Norman Rockwell is one of America’s most treasured artists of the twentieth century. His work, now on display at Brigham Young University’s Museum of Art in the “American Chronicles: The Art of Norman Rockwell” exhibit, is at once nostalgic, commercial and questioning of the status quo.

Rockwell’s art transcends generations and captures American life in a different, simpler time. There is something nostalgic and relatable in all of his work; in the more whimsical variety, it’s a sense of familiarity and childlike wonder. In his political work, there is an air of quiet importance. The expressions he gives his subjects all seem to very clearly convey an emotion, whether it’s elation, suspicion or surprise.

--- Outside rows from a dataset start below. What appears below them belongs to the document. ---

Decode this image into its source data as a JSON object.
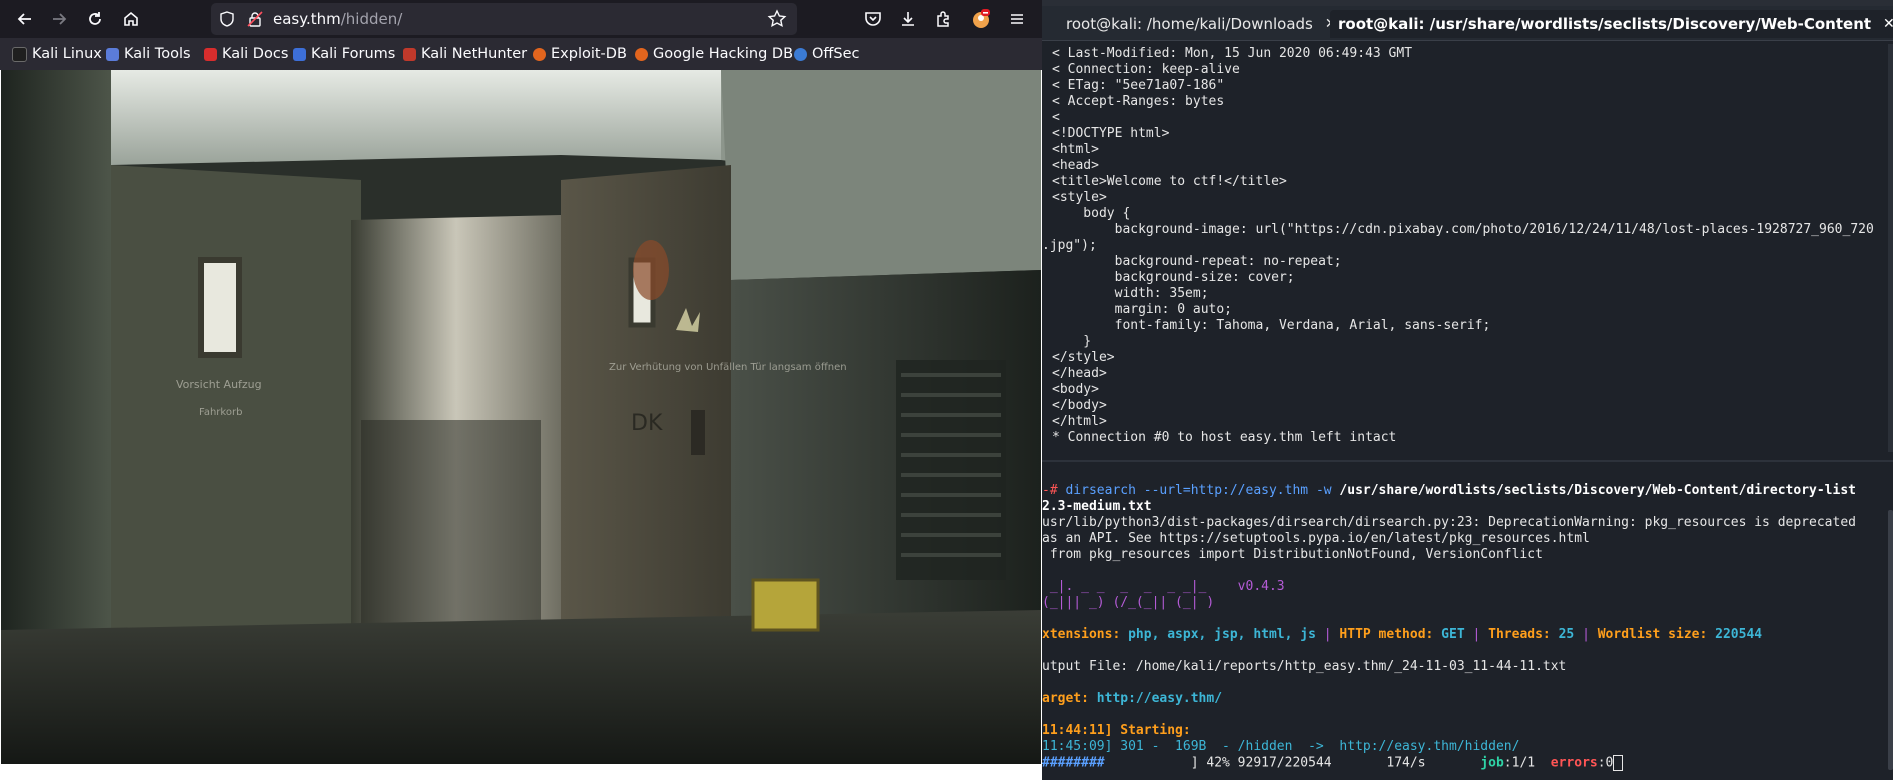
{
  "browser": {
    "url_host": "easy.thm",
    "url_path": "/hidden/",
    "bookmarks": [
      "Kali Linux",
      "Kali Tools",
      "Kali Docs",
      "Kali Forums",
      "Kali NetHunter",
      "Exploit-DB",
      "Google Hacking DB",
      "OffSec"
    ],
    "page_image_text": [
      "Vorsicht Aufzug",
      "Fahrkorb",
      "Zur Verhütung von Unfällen Tür langsam öffnen",
      "DK"
    ]
  },
  "terminal": {
    "tabs": [
      "root@kali: /home/kali/Downloads",
      "root@kali: /usr/share/wordlists/seclists/Discovery/Web-Content"
    ],
    "top_lines": [
      "< Last-Modified: Mon, 15 Jun 2020 06:49:43 GMT",
      "< Connection: keep-alive",
      "< ETag: \"5ee71a07-186\"",
      "< Accept-Ranges: bytes",
      "<",
      "<!DOCTYPE html>",
      "<html>",
      "<head>",
      "<title>Welcome to ctf!</title>",
      "<style>",
      "    body {",
      "        background-image: url(\"https://cdn.pixabay.com/photo/2016/12/24/11/48/lost-places-1928727_960_720",
      ".jpg\");",
      "        background-repeat: no-repeat;",
      "        background-size: cover;",
      "        width: 35em;",
      "        margin: 0 auto;",
      "        font-family: Tahoma, Verdana, Arial, sans-serif;",
      "    }",
      "</style>",
      "</head>",
      "<body>",
      "</body>",
      "</html>",
      "* Connection #0 to host easy.thm left intact"
    ],
    "cmd_prompt": "-# ",
    "cmd_text": "dirsearch --url=http://easy.thm -w ",
    "cmd_path": "/usr/share/wordlists/seclists/Discovery/Web-Content/directory-list",
    "cmd_path2": "2.3-medium.txt",
    "warn_lines": [
      "usr/lib/python3/dist-packages/dirsearch/dirsearch.py:23: DeprecationWarning: pkg_resources is deprecated",
      "as an API. See https://setuptools.pypa.io/en/latest/pkg_resources.html",
      " from pkg_resources import DistributionNotFound, VersionConflict"
    ],
    "banner_line1": " _|. _ _  _  _  _ _|_    ",
    "banner_line2": "(_||| _) (/_(_|| (_| )   ",
    "version": "v0.4.3",
    "ext_label": "xtensions: ",
    "ext_value": "php, aspx, jsp, html, js",
    "sep": " | ",
    "method_label": "HTTP method: ",
    "method_value": "GET",
    "threads_label": "Threads: ",
    "threads_value": "25",
    "wordlist_label": "Wordlist size: ",
    "wordlist_value": "220544",
    "output_line": "utput File: /home/kali/reports/http_easy.thm/_24-11-03_11-44-11.txt",
    "target_label": "arget: ",
    "target_value": "http://easy.thm/",
    "starting": "11:44:11] Starting:",
    "found_line": "11:45:09] 301 -  169B  - /hidden  ->  http://easy.thm/hidden/",
    "progress_bar": "########",
    "progress_text": "           ] 42% 92917/220544       174/s       ",
    "job_label": "job",
    "job_value": ":1/1  ",
    "errors_label": "errors",
    "errors_value": ":0",
    "progress_percent": 42
  }
}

Rockwell represented a wholesome and nuanced image of the American family in a way that no one else had. His work is similar in style, but features a wide variety of subjects. Prolific and mainstream, Rockwell produced artwork for the Boy Scouts of America, advertisements for Kellogg’s and Coca-Cola, character portraits of big-budget movies like John Wayne classic “Stagecoach,” paintings of U.S. Presidents, and the covers of many magazines including Popular Science, Ladies’ Home Journal and The Saturday Evening Post, for which he did the cover illustrations for almost five decades. His work mainly focused on the daily activities of average Americans, which often included children, circus performers, and police.

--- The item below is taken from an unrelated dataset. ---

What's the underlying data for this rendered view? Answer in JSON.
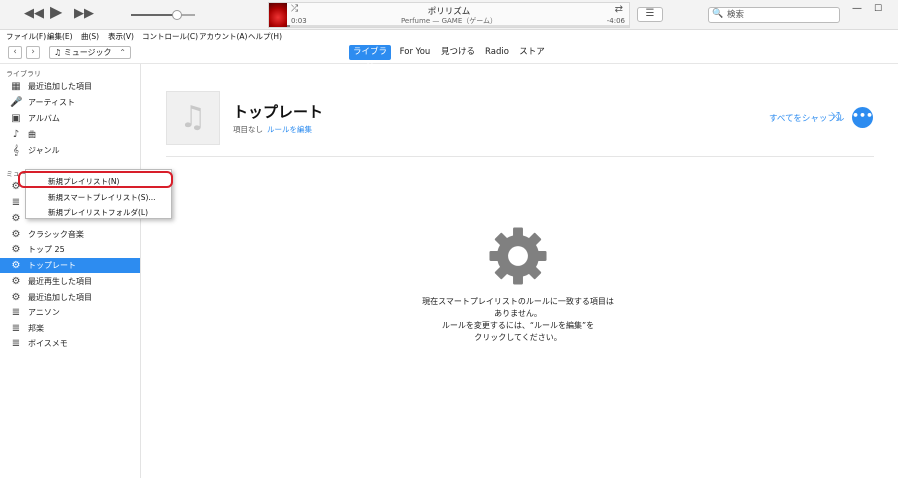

Outside of his more lighthearted work, Rockwell was also a fervent social activist. Some of Rockwell’s most prominent social activism pieces are on display in the MOA. An example is the war bond posters he made after Franklin D. Roosevelt’s 1941 address, which stated the president’s hope for a post-war America built on four basic human rights: freedom of speech, freedom of worship, freedom from want and freedom from fear. Rockwell humanized these ideals by creating posters demonstrating Americans enjoying each of these types of freedom. These paintings exemplified propaganda at its best.

Also featured is an extended display of “Murder in Mississippi,” a painting based on the murder of three civil-rights workers by Ku Klux Klansmen with the help of a deputy Sherriff in 1964 Philadelphia, Miss. The exhibit follows Rockwell’s process, going through all of the research and work he put in to create the emotionally moving painting.

Throughout the twentieth century, Norman Rockwell brought a country of people together. Whether it was through relatable joy and whimsy, or deep political statements, he provided a mirror for his audience to look into and learn more about themselves and the world around them. His style is instantly recognizable, filled with attention to detail, big expressions, light satire and entertaining situations. This exhibit is a must see for lovers of modern art and America alike. It’s very exciting to have this iconic artist’s work featured here in Utah valley.

The exhibit runs through February 13, 2016. Reserve tickets at rockwell.byu.edu.